_Activity_. The required output is all lines below that contain the word "author".

_Data under study_.
------------------------

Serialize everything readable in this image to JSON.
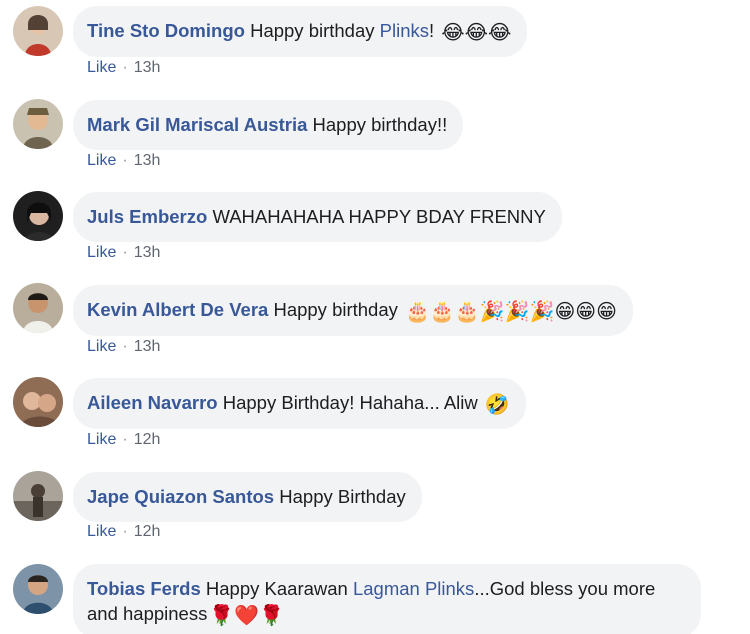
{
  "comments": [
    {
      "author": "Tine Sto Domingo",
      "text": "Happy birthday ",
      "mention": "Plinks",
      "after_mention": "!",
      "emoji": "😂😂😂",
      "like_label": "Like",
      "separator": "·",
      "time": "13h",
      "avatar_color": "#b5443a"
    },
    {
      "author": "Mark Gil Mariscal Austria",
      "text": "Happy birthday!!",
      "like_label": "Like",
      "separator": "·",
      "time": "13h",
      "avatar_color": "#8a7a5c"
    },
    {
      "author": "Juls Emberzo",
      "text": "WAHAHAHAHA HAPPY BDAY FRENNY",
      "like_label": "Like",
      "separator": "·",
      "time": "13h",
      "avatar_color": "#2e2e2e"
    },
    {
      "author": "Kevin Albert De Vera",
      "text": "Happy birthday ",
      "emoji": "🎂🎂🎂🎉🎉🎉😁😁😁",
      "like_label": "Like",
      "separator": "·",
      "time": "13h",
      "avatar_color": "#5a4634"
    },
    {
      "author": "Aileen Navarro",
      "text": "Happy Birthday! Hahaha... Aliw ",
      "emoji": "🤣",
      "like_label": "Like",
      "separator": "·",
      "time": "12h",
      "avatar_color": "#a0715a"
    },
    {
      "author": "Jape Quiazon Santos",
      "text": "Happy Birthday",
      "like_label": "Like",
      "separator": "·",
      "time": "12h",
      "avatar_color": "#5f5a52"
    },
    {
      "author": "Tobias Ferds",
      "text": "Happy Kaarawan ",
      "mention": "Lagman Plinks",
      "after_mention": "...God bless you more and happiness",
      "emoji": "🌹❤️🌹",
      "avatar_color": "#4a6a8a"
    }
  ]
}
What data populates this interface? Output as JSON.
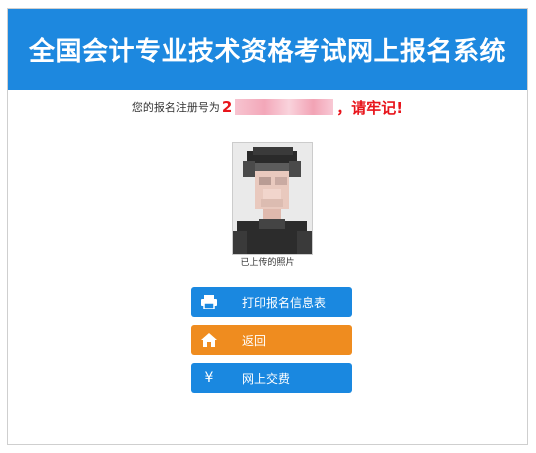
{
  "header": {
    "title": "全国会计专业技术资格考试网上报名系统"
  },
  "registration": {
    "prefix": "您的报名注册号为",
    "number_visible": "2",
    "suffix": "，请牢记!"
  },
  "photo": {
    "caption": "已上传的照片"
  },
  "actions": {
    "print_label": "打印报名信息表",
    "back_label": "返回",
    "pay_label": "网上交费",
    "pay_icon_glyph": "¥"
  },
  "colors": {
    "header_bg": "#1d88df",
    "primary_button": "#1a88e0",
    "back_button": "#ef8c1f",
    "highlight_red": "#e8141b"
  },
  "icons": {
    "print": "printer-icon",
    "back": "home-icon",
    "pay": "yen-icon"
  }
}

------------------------

_Result_.
      "author": "Tine Sto Domingo",
      "author": "Mark Gil Mariscal Austria",
      "author": "Juls Emberzo",
      "author": "Kevin Albert De Vera",
      "author": "Aileen Navarro",
      "author": "Jape Quiazon Santos",
      "author": "Tobias Ferds",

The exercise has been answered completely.